▶ [PROBLEM DESCRIPTION]
The word "this": in how many lines of the records does it appear? Reply with the number alone.

[Opening SUPPLIED MATERIAL section]

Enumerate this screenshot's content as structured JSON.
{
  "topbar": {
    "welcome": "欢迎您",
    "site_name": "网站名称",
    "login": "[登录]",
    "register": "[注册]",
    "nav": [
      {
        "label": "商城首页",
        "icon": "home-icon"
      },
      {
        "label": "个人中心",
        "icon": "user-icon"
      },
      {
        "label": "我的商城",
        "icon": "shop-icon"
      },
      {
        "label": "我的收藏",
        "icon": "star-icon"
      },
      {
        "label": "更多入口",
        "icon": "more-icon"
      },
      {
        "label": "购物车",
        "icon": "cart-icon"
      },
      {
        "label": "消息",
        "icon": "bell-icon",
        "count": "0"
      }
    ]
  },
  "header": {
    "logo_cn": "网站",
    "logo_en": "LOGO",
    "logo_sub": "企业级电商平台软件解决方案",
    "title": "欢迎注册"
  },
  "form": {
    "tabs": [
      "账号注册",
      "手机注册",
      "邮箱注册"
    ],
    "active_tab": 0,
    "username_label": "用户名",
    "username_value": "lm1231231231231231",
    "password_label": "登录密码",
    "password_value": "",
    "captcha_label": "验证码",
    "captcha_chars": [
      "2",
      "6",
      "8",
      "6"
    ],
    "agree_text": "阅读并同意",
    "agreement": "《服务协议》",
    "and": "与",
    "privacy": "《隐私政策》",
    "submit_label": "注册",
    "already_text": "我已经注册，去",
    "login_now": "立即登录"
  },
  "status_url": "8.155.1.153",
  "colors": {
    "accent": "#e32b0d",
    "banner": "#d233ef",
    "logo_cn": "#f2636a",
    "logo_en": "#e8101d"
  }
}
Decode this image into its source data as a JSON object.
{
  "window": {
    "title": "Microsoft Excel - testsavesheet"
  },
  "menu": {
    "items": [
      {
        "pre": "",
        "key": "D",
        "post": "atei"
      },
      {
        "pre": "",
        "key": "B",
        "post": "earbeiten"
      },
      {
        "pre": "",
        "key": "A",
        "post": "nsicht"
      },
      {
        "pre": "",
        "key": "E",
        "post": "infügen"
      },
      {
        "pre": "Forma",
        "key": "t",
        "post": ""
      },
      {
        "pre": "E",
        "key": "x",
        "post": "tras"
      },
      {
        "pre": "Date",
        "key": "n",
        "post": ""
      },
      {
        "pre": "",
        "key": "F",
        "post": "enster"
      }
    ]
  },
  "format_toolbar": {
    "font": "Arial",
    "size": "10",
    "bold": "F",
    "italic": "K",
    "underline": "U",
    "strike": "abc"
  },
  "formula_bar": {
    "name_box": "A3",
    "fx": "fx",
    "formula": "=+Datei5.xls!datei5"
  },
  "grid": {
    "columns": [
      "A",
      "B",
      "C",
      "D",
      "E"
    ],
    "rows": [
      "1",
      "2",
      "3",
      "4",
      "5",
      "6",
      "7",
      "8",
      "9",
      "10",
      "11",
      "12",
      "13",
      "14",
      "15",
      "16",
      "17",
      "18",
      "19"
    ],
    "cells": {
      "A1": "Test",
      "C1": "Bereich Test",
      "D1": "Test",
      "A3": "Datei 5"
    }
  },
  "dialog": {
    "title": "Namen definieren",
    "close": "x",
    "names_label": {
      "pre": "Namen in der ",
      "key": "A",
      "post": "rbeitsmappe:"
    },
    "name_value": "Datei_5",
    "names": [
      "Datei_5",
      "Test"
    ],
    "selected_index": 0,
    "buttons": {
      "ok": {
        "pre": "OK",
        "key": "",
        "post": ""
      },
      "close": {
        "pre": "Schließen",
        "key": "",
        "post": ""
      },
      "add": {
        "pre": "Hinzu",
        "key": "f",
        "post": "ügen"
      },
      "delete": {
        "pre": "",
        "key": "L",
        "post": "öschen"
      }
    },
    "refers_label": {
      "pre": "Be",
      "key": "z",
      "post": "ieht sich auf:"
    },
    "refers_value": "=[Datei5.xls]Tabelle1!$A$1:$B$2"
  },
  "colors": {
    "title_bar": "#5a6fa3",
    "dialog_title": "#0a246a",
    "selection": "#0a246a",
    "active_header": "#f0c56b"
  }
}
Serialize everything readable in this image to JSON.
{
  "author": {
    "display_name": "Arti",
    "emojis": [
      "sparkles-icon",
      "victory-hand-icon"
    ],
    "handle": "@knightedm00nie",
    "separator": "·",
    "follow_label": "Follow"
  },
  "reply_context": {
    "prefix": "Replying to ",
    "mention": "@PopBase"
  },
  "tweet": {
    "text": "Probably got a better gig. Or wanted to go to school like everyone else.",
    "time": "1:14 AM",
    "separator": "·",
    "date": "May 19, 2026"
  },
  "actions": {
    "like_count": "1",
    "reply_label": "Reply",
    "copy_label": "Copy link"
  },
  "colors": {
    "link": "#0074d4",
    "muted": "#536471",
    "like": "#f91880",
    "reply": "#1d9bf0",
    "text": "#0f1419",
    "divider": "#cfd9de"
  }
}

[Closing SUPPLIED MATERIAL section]

▶ [EXERCISE SOLUTION]
3